"Few games were hyped more than Modern Warfare 2. Few games deserve it as much as this game." That's the sort of thing you might expect me to say if I were a fan of the series. In truth, I haven't been that since the second game. You know what I have to say about this most recent episode of the Call of Duty series? It's probably one of the most dull and uninspired titles of 2009.

Not that it isn't jam-packed with non-stop action; like its predecessor, Modern Warfare 2 goes full throttle from the start and never lets off the gas until the end of the game. That is, in part, one of its failings. You are never ever given a moment to stop and appreciate the experience; as soon as one explosion-filled encounter ends you are immediately thrust into the next. You are relentlessly pushed forward, and if you dare to stop to catch your breath, endless waves of re-spawning enemies do their best to ensure it is your last. It is emotionally exhausting, visceral, bloody and ultimately has all the depth and engagement of a game of Pac Man.
Lost is the franchise's original goal of reliving the trials of an average Joe thrust into extraordinary circumstances; the bulk of the game puts you in the shoes of a unstoppable super-soldier who can soak up bullets like a tank and drop regiments of enemies with pinpoint precision (albeit one who gets knocked unconscious at the end of every other mission; it became almost comic by the end of the game how often the screen faded to black). The hostiles are faceless bad-guys and the combat has all the involvement of a game of Doom. But at least Doom wrapped itself up with an atmosphere of horror and gore; Modern Warfare 2's storyline is shallow and unbelievable, original in some of its settings but in none of the plot or characters.

The game is most famous, of course, for its multi-player. I can't comment on that; I (and as surveys have shown, the majority of gamers) don't play online. The single-player has all the frenetic pointlessness of a deathmatch game, so fans of the latter will probably enjoy the former. The game also ships with a selection of "special op" missions which can be played alone or cooperatively; tasked with specific goals such as "kill 30 tangos" or "finish the mission in 45 seconds" I found these more enjoyable than the main campaign because they were more focused. Even so, after five or six of these missions even the appeal of these missions started to fade; killing for the points (or "stars" in Modern Warfare 2 parlance) you are awarded for each success was not enough to keep me interested in the long run.

To add insult to injury, this "next generation" game looks anything but; even with settings maxed, it looks dated. The lighting lacks the sophistication of modern engines, the levels are archaically non-interactive, the animation is stiff and there's an artificial highlighting around the character models. Worse, there's rarely anything interesting to look at (although it's hard to tell since you're never allowed to stop and take in the scenery). It's not a bad-looking game, but it is surprisingly unimpressive on the graphical front.
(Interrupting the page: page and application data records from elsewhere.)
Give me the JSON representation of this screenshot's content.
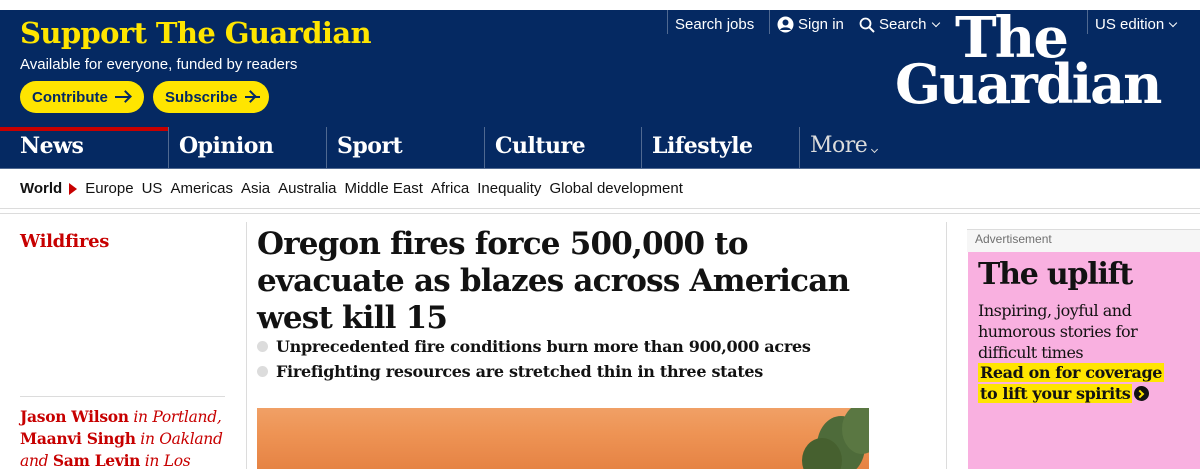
{
  "header": {
    "support_title": "Support The Guardian",
    "support_subtitle": "Available for everyone, funded by readers",
    "contribute_label": "Contribute",
    "subscribe_label": "Subscribe",
    "logo_line1": "The",
    "logo_line2": "Guardian",
    "top_links": {
      "search_jobs": "Search jobs",
      "sign_in": "Sign in",
      "search": "Search",
      "edition": "US edition"
    }
  },
  "pillars": [
    "News",
    "Opinion",
    "Sport",
    "Culture",
    "Lifestyle",
    "More"
  ],
  "subnav": {
    "current": "World",
    "items": [
      "Europe",
      "US",
      "Americas",
      "Asia",
      "Australia",
      "Middle East",
      "Africa",
      "Inequality",
      "Global development"
    ]
  },
  "article": {
    "section": "Wildfires",
    "headline": "Oregon fires force 500,000 to evacuate as blazes across American west kill 15",
    "standfirst": [
      "Unprecedented fire conditions burn more than 900,000 acres",
      "Firefighting resources are stretched thin in three states"
    ],
    "byline": {
      "author1": "Jason Wilson",
      "loc1": " in Portland,",
      "author2": "Maanvi Singh",
      "loc2": " in Oakland",
      "and": "and ",
      "author3": "Sam Levin",
      "loc3": " in Los"
    }
  },
  "ad": {
    "label": "Advertisement",
    "title": "The uplift",
    "body": "Inspiring, joyful and humorous stories for difficult times",
    "cta": "Read on for coverage to lift your spirits"
  },
  "colors": {
    "brand_blue": "#052962",
    "brand_yellow": "#ffe500",
    "news_red": "#c70000",
    "ad_pink": "#f9b0e0"
  }
}
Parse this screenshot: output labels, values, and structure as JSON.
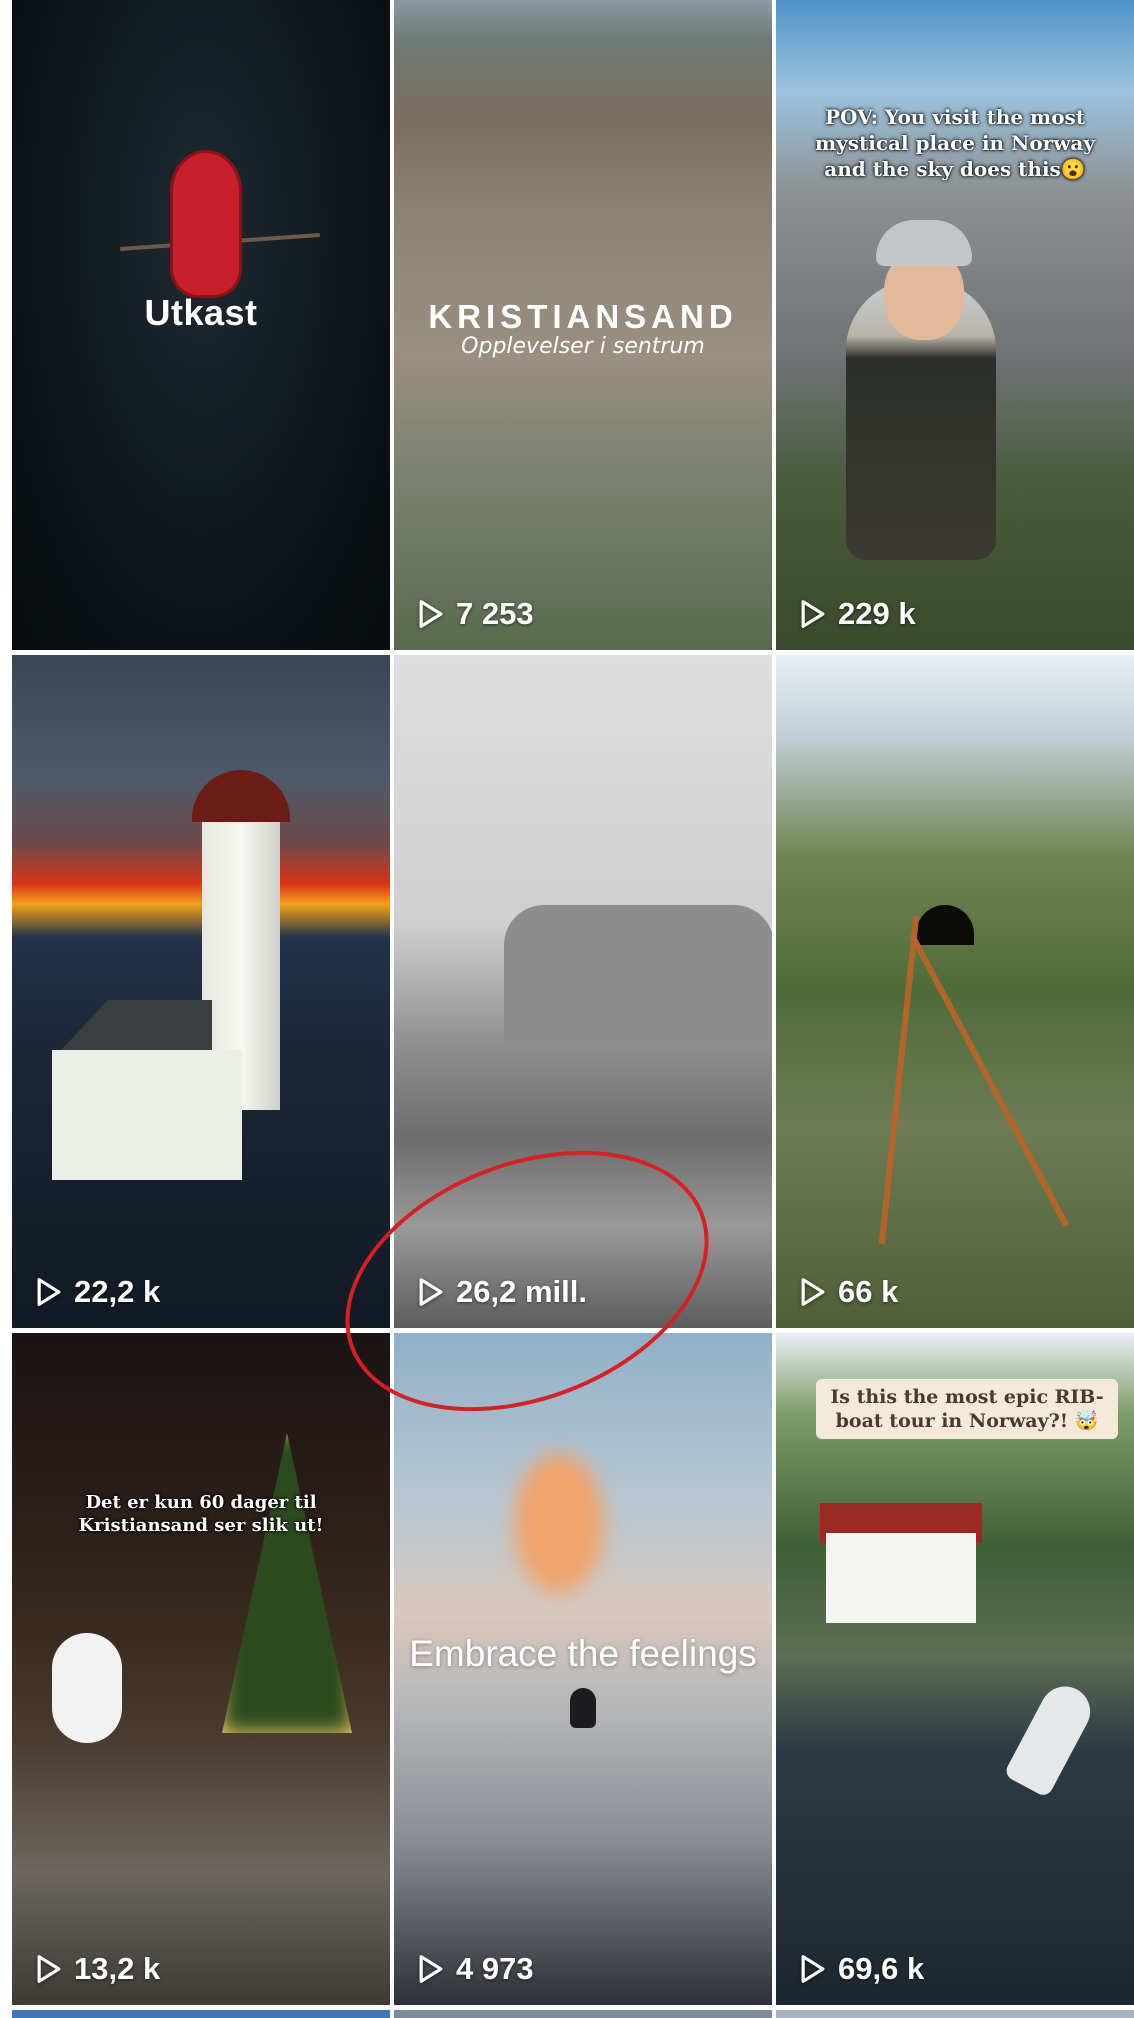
{
  "tiles": [
    {
      "kind": "draft",
      "label": "Utkast"
    },
    {
      "kind": "video",
      "title": "KRISTIANSAND",
      "subtitle": "Opplevelser i sentrum",
      "views": "7 253"
    },
    {
      "kind": "video",
      "caption": "POV: You visit the most mystical place in Norway and the sky does this😮",
      "views": "229 k"
    },
    {
      "kind": "video",
      "views": "22,2 k"
    },
    {
      "kind": "video",
      "views": "26,2 mill."
    },
    {
      "kind": "video",
      "views": "66 k"
    },
    {
      "kind": "video",
      "caption": "Det er kun 60 dager til Kristiansand ser slik ut!",
      "views": "13,2 k"
    },
    {
      "kind": "video",
      "caption": "Embrace the feelings",
      "views": "4 973"
    },
    {
      "kind": "video",
      "caption": "Is this the most epic RIB-boat tour in Norway?! 🤯",
      "views": "69,6 k"
    }
  ],
  "icons": {
    "play": "play-outline-icon"
  },
  "annotation": {
    "shape": "hand-drawn-ellipse",
    "color": "#d71f26",
    "target": "26,2 mill."
  }
}
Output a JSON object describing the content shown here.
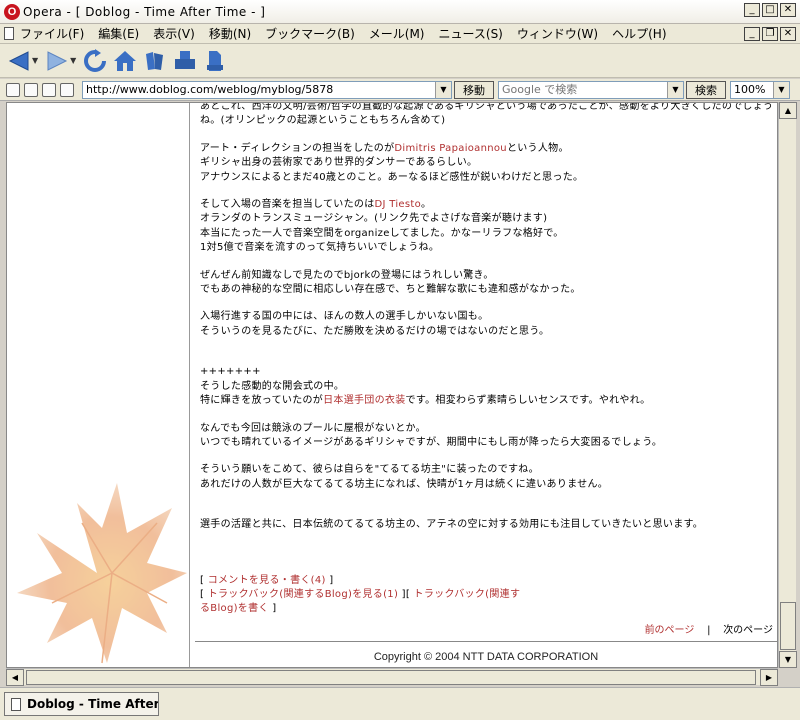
{
  "window": {
    "title": "Opera - [ Doblog - Time After Time - ]",
    "app_icon": "O"
  },
  "menu": {
    "items": [
      "ファイル(F)",
      "編集(E)",
      "表示(V)",
      "移動(N)",
      "ブックマーク(B)",
      "メール(M)",
      "ニュース(S)",
      "ウィンドウ(W)",
      "ヘルプ(H)"
    ]
  },
  "toolbar": {
    "icons": [
      "back-icon",
      "forward-icon",
      "reload-icon",
      "home-icon",
      "hotlist-icon",
      "print-icon",
      "search-icon"
    ]
  },
  "address": {
    "url": "http://www.doblog.com/weblog/myblog/5878",
    "go_label": "移動",
    "search_placeholder": "Google で検索",
    "search_button": "検索",
    "zoom": "100%"
  },
  "article": {
    "p0": [
      "あとこれ、西洋の文明/芸術/哲学の直截的な起源であるギリシャという場であったことが、感動をより大きくしたのでしょうね。(オリンピックの起源ということもちろん含めて)"
    ],
    "p1_prefix": "アート・ディレクションの担当をしたのが",
    "p1_link": "Dimitris Papaioannou",
    "p1_suffix": "という人物。",
    "p1_lines": [
      "ギリシャ出身の芸術家であり世界的ダンサーであるらしい。",
      "アナウンスによるとまだ40歳とのこと。あーなるほど感性が鋭いわけだと思った。"
    ],
    "p2_prefix": "そして入場の音楽を担当していたのは",
    "p2_link": "DJ Tiesto",
    "p2_suffix": "。",
    "p2_lines": [
      "オランダのトランスミュージシャン。(リンク先でよさげな音楽が聴けます)",
      "本当にたった一人で音楽空間をorganizeしてました。かなーリラフな格好で。",
      "1対5億で音楽を流すのって気持ちいいでしょうね。"
    ],
    "p3_lines": [
      "ぜんぜん前知識なしで見たのでbjorkの登場にはうれしい驚き。",
      "でもあの神秘的な空間に相応しい存在感で、ちと難解な歌にも違和感がなかった。"
    ],
    "p4_lines": [
      "入場行進する国の中には、ほんの数人の選手しかいない国も。",
      "そういうのを見るたびに、ただ勝敗を決めるだけの場ではないのだと思う。"
    ],
    "p5_line1": "+++++++",
    "p5_line2": "そうした感動的な開会式の中。",
    "p5_prefix": "特に輝きを放っていたのが",
    "p5_link": "日本選手団の衣装",
    "p5_suffix": "です。相変わらず素晴らしいセンスです。やれやれ。",
    "p6_lines": [
      "なんでも今回は競泳のプールに屋根がないとか。",
      "いつでも晴れているイメージがあるギリシャですが、期間中にもし雨が降ったら大変困るでしょう。"
    ],
    "p7_lines": [
      "そういう願いをこめて、彼らは自らを\"てるてる坊主\"に装ったのですね。",
      "あれだけの人数が巨大なてるてる坊主になれば、快晴が1ヶ月は続くに違いありません。"
    ],
    "p8": "選手の活躍と共に、日本伝統のてるてる坊主の、アテネの空に対する効用にも注目していきたいと思います。"
  },
  "links": {
    "comment": "コメントを見る・書く(4)",
    "trackback_view": "トラックバック(関連するBlog)を見る(1)",
    "trackback_write_a": "トラックバック(関連す",
    "trackback_write_b": "るBlog)を書く"
  },
  "nav": {
    "prev": "前のページ",
    "separator": "|",
    "next": "次のページ"
  },
  "footer": {
    "copyright": "Copyright © 2004 NTT DATA CORPORATION"
  },
  "tab": {
    "title": "Doblog - Time After"
  },
  "colors": {
    "link": "#b03030",
    "opera_red": "#c8141e",
    "nav_blue": "#3a6fc4"
  }
}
The engine itself may be capable but the artists didn't use it to its fullest potential.

The sound was disappointing too; in a game filled with all the bangs and booms of modern combat, I'd expect my sub-woofer to smoke from all the work it's being asked to do, but everything sounds flat. The soundtrack is unoriginal and fails to heighten the experience in any way, and the voicework - though competent - is an endless stream of faceless men yelling useless (and largely unheard) instructions that I quickly learned to tune out.

Modern Warfare 2 wasn't completely without inspiration; some of the levels - particularly those fighting in the suburbs of the US Capitol - had an appealing intensity to them (not surprisingly, these were the levels where I was not playing the role of an elite super-soldier but an average grunt part of a combined ops team). These levels offered the surreal horror of fighting a bloody conflict in such the familiar, homey setting of downtown USA. Beyond that, though, there was little to raise Modern Warfare 2 above the typical first-person shooter. At best, it's an average title. If you love the multiplayer, then doubtlessly this isn't a title to miss. Otherwise you may as well pick up "Soldier of Fortune 3" or "Rogue Warrior"; you'll get almost the same single-player experience for a third of the price.